Until my children were twelve I liked them to wear one. I was advised by friends with a medical bachground that after twelve-ish the skull is tougher and better at bouncing.
During that time I often wore one to set an example. Now they are all 13-plus and they make their own decisions. One of three still wears a helmet.
I'm not sure why I'd ever advise someone to wear a helmet. I don't see them as dangerous, but I don't see them as particularly important either.
I do advise people to wear gloves and eye protection. I've had (and witnessed) plenty of issues with gravel rash on palms and nasty flying things or rain, hail, sleet, stone chipe pinging into or around the eyes.
I don't think I have advised anyone to wear a helmet, but I might point out that it was pointless wearing one if they weren't going to do the strap up, or it really wasn't adjusted properly to their head. I have been known to adjust friends helmets - but tell them to wear one - NO. (Well excluding my kids when they were younger, now in their teens they can make their own mind up.)

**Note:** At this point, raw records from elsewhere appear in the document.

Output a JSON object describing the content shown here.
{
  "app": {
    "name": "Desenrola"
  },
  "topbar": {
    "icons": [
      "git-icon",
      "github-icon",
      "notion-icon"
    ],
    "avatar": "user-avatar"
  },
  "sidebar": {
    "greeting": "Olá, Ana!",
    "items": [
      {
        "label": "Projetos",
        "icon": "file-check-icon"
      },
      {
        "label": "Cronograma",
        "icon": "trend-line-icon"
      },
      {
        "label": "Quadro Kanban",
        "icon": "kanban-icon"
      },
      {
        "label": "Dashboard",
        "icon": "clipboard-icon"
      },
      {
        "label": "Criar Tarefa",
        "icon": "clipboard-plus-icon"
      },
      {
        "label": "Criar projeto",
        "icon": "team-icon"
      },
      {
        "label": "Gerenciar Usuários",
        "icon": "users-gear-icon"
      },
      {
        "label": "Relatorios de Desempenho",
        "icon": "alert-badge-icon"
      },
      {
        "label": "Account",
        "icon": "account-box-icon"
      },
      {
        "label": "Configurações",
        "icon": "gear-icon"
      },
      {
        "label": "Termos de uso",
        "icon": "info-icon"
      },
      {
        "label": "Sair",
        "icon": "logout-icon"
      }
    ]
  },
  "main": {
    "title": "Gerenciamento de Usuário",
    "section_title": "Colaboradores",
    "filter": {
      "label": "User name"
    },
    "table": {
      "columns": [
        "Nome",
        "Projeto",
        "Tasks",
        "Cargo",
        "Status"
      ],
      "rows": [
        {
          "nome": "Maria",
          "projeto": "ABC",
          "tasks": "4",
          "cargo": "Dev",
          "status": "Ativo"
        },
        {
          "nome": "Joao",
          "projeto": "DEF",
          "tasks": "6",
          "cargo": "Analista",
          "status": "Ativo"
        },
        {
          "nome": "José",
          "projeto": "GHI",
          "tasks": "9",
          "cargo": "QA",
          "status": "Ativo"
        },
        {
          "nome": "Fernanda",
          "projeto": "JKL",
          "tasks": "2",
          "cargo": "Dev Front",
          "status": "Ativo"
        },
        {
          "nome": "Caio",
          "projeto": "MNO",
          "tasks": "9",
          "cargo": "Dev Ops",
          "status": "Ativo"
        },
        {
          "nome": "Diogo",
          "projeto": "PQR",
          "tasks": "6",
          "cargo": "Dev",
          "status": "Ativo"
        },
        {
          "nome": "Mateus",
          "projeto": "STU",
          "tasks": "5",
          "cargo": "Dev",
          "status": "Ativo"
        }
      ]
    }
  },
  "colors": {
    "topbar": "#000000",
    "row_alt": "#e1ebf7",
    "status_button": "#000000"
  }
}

Equally I wouldn't tell off someone for not wearing a helmet either.
I prefer to quote statistics and papers at those who have the temerity to question me on my (lack of) head wear. It won't change their minds, but at least they'll learn that asking me silly questions leads to painful and unpleasant experiences. Think of it as a form of aversion therapy.
I generally prefer to believe that people are able to think for themselves (however contrary the evidence sometimes), whether it involves helmets, P&L, fairly trivial things right up to learning high level maths. It's not anyone's job to do their thinking for them and that principal has generally led to good reception on a wide range of topics.